PACIFIC SUNWEAR EYES 1,000 STORES AS EARNINGS SPARK GROWTH PLANS
Byline: Kristi Ellis
ANAHEIM, Calif. — Vigorous earnings growth has Pacific Sunwear of California fixing its gaze on the possibility of 700 stores by the end of next year and 1,000 by the end of 2003.
Greg Weaver, chairman and chief executive, told the annual shareholders meeting here Wednesday that the company will open 125 stores this year and end the year with a total of 580 — 453 PacSun units, 80 d.e.m.o. stores and 47 outlets. He noted that, based on its ability to grow profitably, the company could easily have over 700 stores in operation at the end of next year and 1,000 by the end of 2003.
“The growth opportunities for the company are significant,” said Weaver. “We feel comfortable with PacSun being 700 or more stores, our outlet stores being more than 75 and the d.e.m.o. division, which is two years old, more than 200 stores.”
Weaver noted that earnings growth has averaged 50 percent a year. “We have had some of the most consistent earnings growth in specialty retailing in the past five years.”
For the first quarter ended April 30, Pacific Sunwear reported a 38.2 percent increase in sales to $112.6 million and a 43.6 percent increase in net income to $5.8 million, as previously reported.
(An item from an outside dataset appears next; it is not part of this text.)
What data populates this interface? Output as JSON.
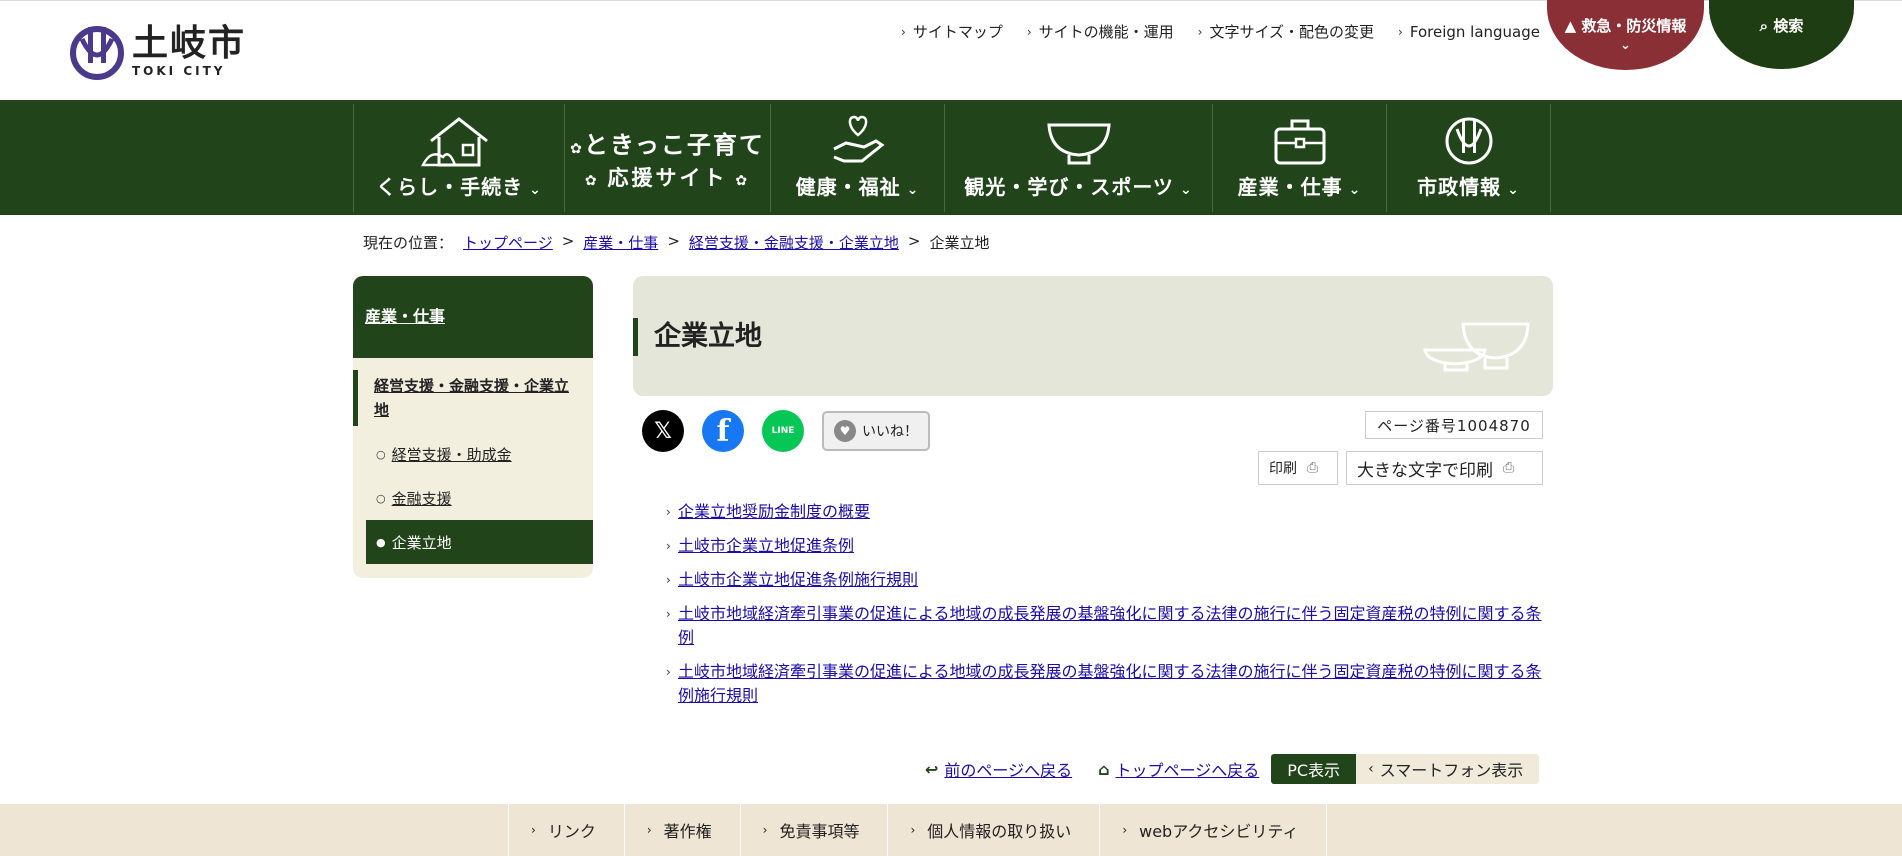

Year-end net earnings in 1999 soared 50.2 percent to $35.3 million on a 36 percent sales increase to $436.8 million.
“The mission of the company is to become the dominant national specialty retailer of casual teenage apparel, footwear and accessories for multiple retail formats,” said Weaver. “Today, our stores are more diversified than they have ever been in the past.”
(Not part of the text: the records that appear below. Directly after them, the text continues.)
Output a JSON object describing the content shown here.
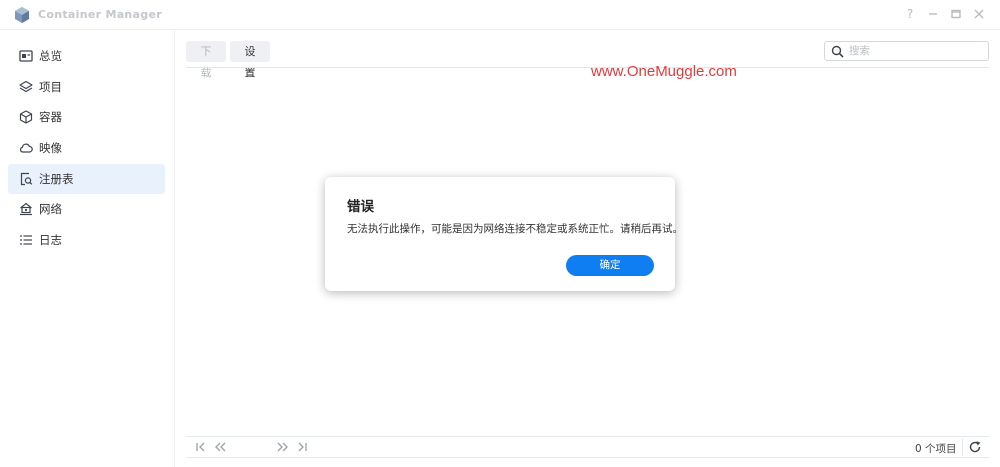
{
  "window": {
    "title": "Container Manager"
  },
  "sidebar": {
    "items": [
      {
        "label": "总览",
        "icon": "overview-icon"
      },
      {
        "label": "项目",
        "icon": "layers-icon"
      },
      {
        "label": "容器",
        "icon": "cube-icon"
      },
      {
        "label": "映像",
        "icon": "cloud-icon"
      },
      {
        "label": "注册表",
        "icon": "registry-search-icon"
      },
      {
        "label": "网络",
        "icon": "network-icon"
      },
      {
        "label": "日志",
        "icon": "list-icon"
      }
    ],
    "active_index": 4
  },
  "toolbar": {
    "download_label": "下载",
    "settings_label": "设置",
    "search_placeholder": "搜索"
  },
  "watermark": {
    "text": "www.OneMuggle.com"
  },
  "footer": {
    "count_label": "0 个项目"
  },
  "dialog": {
    "title": "错误",
    "message": "无法执行此操作，可能是因为网络连接不稳定或系统正忙。请稍后再试。",
    "ok_label": "确定"
  },
  "colors": {
    "accent": "#0f7ef2",
    "active_bg": "#e8f1fc",
    "watermark": "#e53a3a"
  }
}
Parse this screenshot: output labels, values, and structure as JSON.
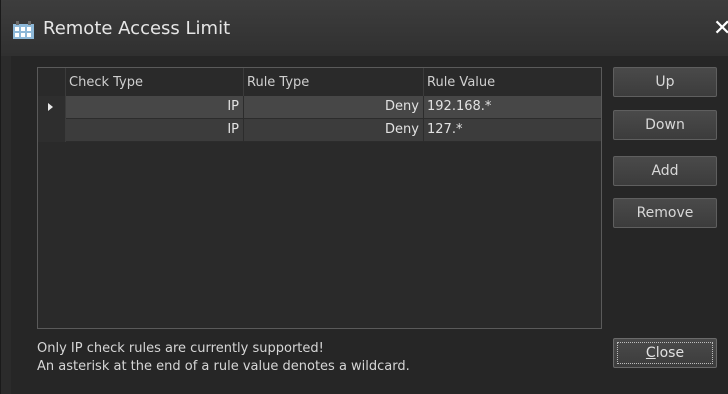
{
  "window": {
    "title": "Remote Access Limit",
    "close_glyph": "✕"
  },
  "grid": {
    "columns": [
      "Check Type",
      "Rule Type",
      "Rule Value"
    ],
    "rows": [
      {
        "check_type": "IP",
        "rule_type": "Deny",
        "rule_value": "192.168.*",
        "selected": true
      },
      {
        "check_type": "IP",
        "rule_type": "Deny",
        "rule_value": "127.*",
        "selected": false
      }
    ]
  },
  "buttons": {
    "up": "Up",
    "down": "Down",
    "add": "Add",
    "remove": "Remove",
    "close_first": "C",
    "close_rest": "lose"
  },
  "notes": {
    "line1": "Only IP check rules are currently supported!",
    "line2": "An asterisk at the end of a rule value denotes a wildcard."
  },
  "icons": {
    "window": "app-window-icon",
    "row_indicator": "row-pointer-icon"
  }
}
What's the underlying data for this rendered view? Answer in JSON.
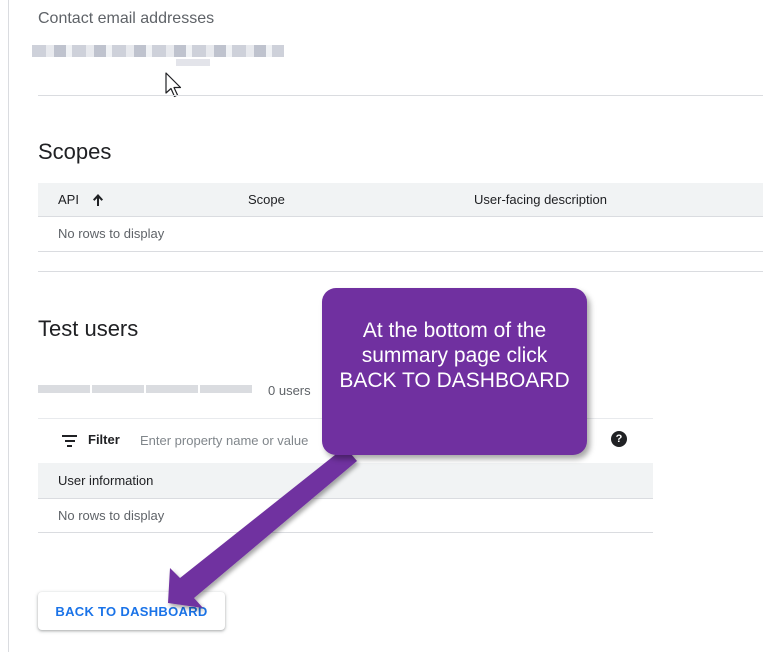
{
  "contact": {
    "label": "Contact email addresses"
  },
  "scopes": {
    "title": "Scopes",
    "columns": {
      "api": "API",
      "scope": "Scope",
      "description": "User-facing description"
    },
    "empty_text": "No rows to display"
  },
  "test_users": {
    "title": "Test users",
    "count_text": "0 users",
    "filter": {
      "label": "Filter",
      "placeholder": "Enter property name or value"
    },
    "columns": {
      "user_info": "User information"
    },
    "empty_text": "No rows to display"
  },
  "back_button": {
    "label": "BACK TO DASHBOARD"
  },
  "callout": {
    "text": "At the bottom of the summary page click BACK TO DASHBOARD"
  },
  "colors": {
    "callout_bg": "#7030a0",
    "button_text": "#1a73e8",
    "header_bg": "#f1f3f4"
  },
  "icons": [
    "mouse-cursor-icon",
    "sort-arrow-up-icon",
    "filter-icon",
    "help-icon",
    "pointer-arrow-icon"
  ]
}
The company developed a more diversified strategy to cater to the 30 million teens in the U.S., who have an annual spending power of $150 billion, Weaver said, and it has been rewarded with customer loyalty. PacSun customers visit the stores at least twice a month, he reported.
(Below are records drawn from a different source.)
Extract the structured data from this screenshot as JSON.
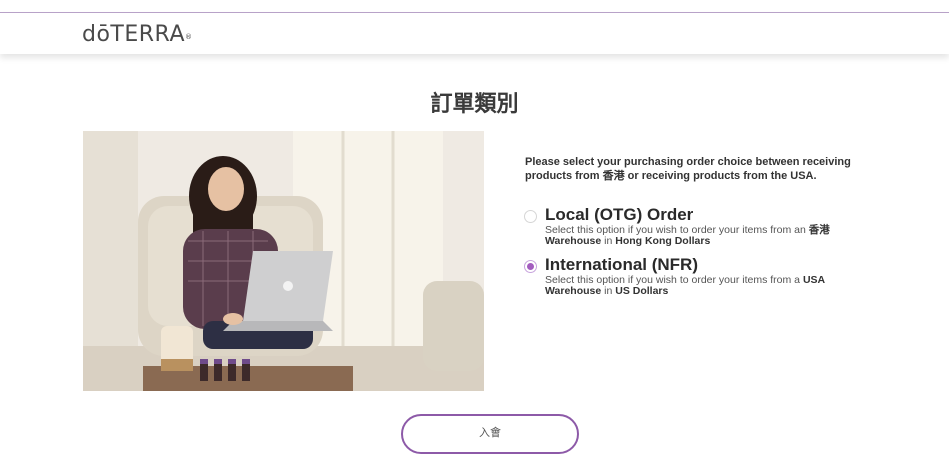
{
  "header": {
    "logo_text": "dōTERRA",
    "logo_mark": "®"
  },
  "page": {
    "title": "訂單類別"
  },
  "prompt": "Please select your purchasing order choice between receiving products from 香港 or receiving products from the USA.",
  "options": [
    {
      "title": "Local (OTG) Order",
      "desc_pre": "Select this option if you wish to order your items from an ",
      "desc_bold1": "香港 Warehouse",
      "desc_mid": " in ",
      "desc_bold2": "Hong Kong Dollars",
      "selected": false
    },
    {
      "title": "International (NFR)",
      "desc_pre": "Select this option if you wish to order your items from a ",
      "desc_bold1": "USA Warehouse",
      "desc_mid": " in ",
      "desc_bold2": "US Dollars",
      "selected": true
    }
  ],
  "join_button": {
    "label": "入會"
  },
  "colors": {
    "accent": "#a35dbf",
    "button_border": "#8d5aa8",
    "header_rule": "#b9a3c9"
  }
}
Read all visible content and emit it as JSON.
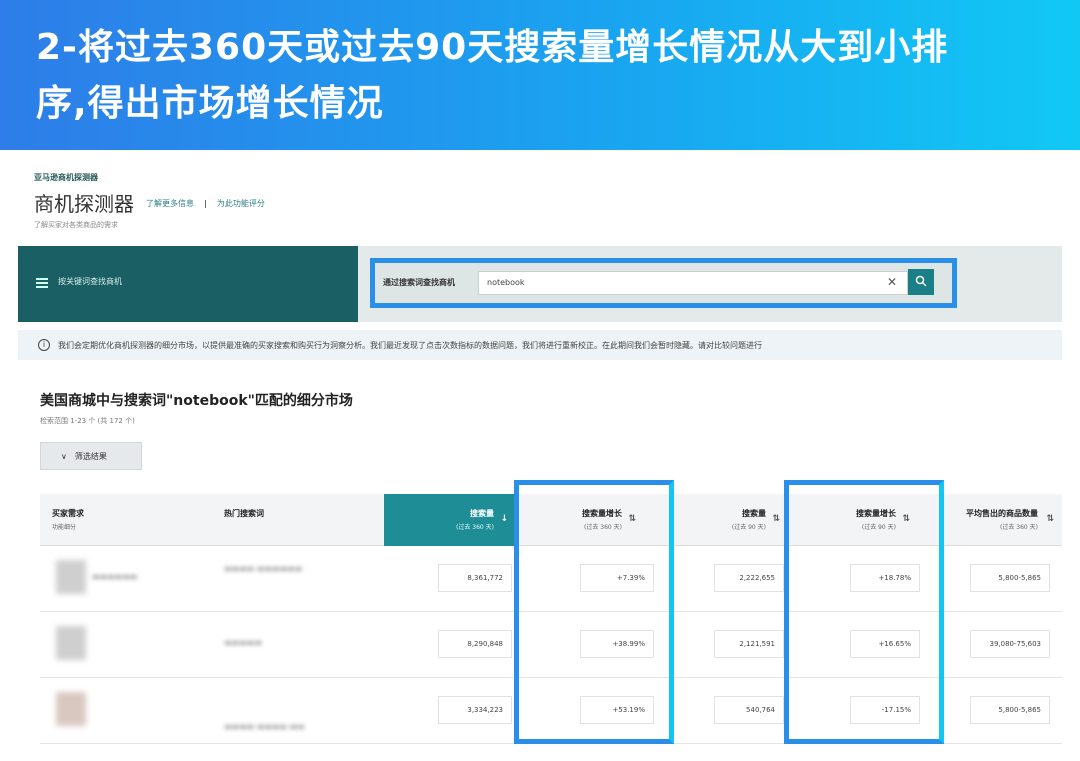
{
  "banner": {
    "line1": "2-将过去360天或过去90天搜索量增长情况从大到小排",
    "line2": "序,得出市场增长情况"
  },
  "app": {
    "breadcrumb": "亚马逊商机探测器",
    "title": "商机探测器",
    "link1": "了解更多信息",
    "link2": "为此功能评分",
    "subtitle": "了解买家对各类商品的需求"
  },
  "search_band": {
    "left_label": "按关键词查找商机",
    "search_label": "通过搜索词查找商机",
    "search_value": "notebook"
  },
  "info": {
    "text": "我们会定期优化商机探测器的细分市场，以提供最准确的买家搜索和购买行为洞察分析。我们最近发现了点击次数指标的数据问题，我们将进行重新校正。在此期间我们会暂时隐藏。请对比较问题进行"
  },
  "section": {
    "title": "美国商城中与搜索词\"notebook\"匹配的细分市场",
    "subtitle": "检索范围 1-23 个 (共 172 个)",
    "filter_label": "筛选结果"
  },
  "table": {
    "headers": [
      {
        "label": "买家需求",
        "sub": "功能细分"
      },
      {
        "label": "热门搜索词",
        "sub": ""
      },
      {
        "label": "搜索量",
        "sub": "(过去 360 天)"
      },
      {
        "label": "搜索量增长",
        "sub": "(过去 360 天)"
      },
      {
        "label": "搜索量",
        "sub": "(过去 90 天)"
      },
      {
        "label": "搜索量增长",
        "sub": "(过去 90 天)"
      },
      {
        "label": "平均售出的商品数量",
        "sub": "(过去 360 天)"
      }
    ],
    "rows": [
      {
        "search_360": "8,361,772",
        "growth_360": "+7.39%",
        "search_90": "2,222,655",
        "growth_90": "+18.78%",
        "units": "5,800-5,865"
      },
      {
        "search_360": "8,290,848",
        "growth_360": "+38.99%",
        "search_90": "2,121,591",
        "growth_90": "+16.65%",
        "units": "39,080-75,603"
      },
      {
        "search_360": "3,334,223",
        "growth_360": "+53.19%",
        "search_90": "540,764",
        "growth_90": "-17.15%",
        "units": "5,800-5,865"
      }
    ]
  },
  "colors": {
    "banner_start": "#2e7de8",
    "banner_end": "#11c8f5",
    "teal_dark": "#1a5f63",
    "teal_active": "#1f8d95",
    "highlight": "#2a8fe8"
  }
}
In 1999, sales per square foot were $398, “which is a strong number in light of the fact that we expanded our square footage by over 40 percent last year,” said Weaver.
The company will add another 477,000 square feet of retail space this year, he added, building from a base at the start of the year of 1.25 million.
Pacific Sunwear’s newest store concept, d.e.m.o., launched in April 1998, is geared to a slightly older customer. Weaver noted it logged sales of nearly $400 per square foot in the first year in an average space of 2,000 square feet. “We have very limited competition with this concept on a specialty store basis,” Weaver said.
D.e.m.o targets 16 to 24 year-olds and offers cross-cultural merchandise that is influenced by music and professional sports personalties, unlike PacSun, which is influenced by surf and skate.
In 1999, comp sales in the d.e.m.o. division were up 13 percent, and in the first quarter they were up 16.5 percent.
“They in no way cannibalize the PacSun business,” Weaver asserted.
He also noted that there are plans for more free-standing, non-mall stores along the lines of the 6,000 square-foot Boston store in Harvard Square.
Among categories, the fastest growing has been juniors. “It is truly our number one growth vehicle for the future.”
He noted that the junior category accounted for 25 percent of the company’s overall sales in 1999, adding that he expects it to reach 30 percent of sales this year.
In larger stores, young men’s will account for about 46 percent of sales; juniors, 29 percent; accessories, 16 percent; and shoes, 9 percent.
The young men’s category, which currently represents 50 percent of Pacific Sunwear’s overall sales, is banking on a strong pants offering for back to school this year, according to Weaver.
“We have had explosive pant growth here at PacSun. As a category, it was only $11 million in 1995 and we expect it to exceed $110 million this year.”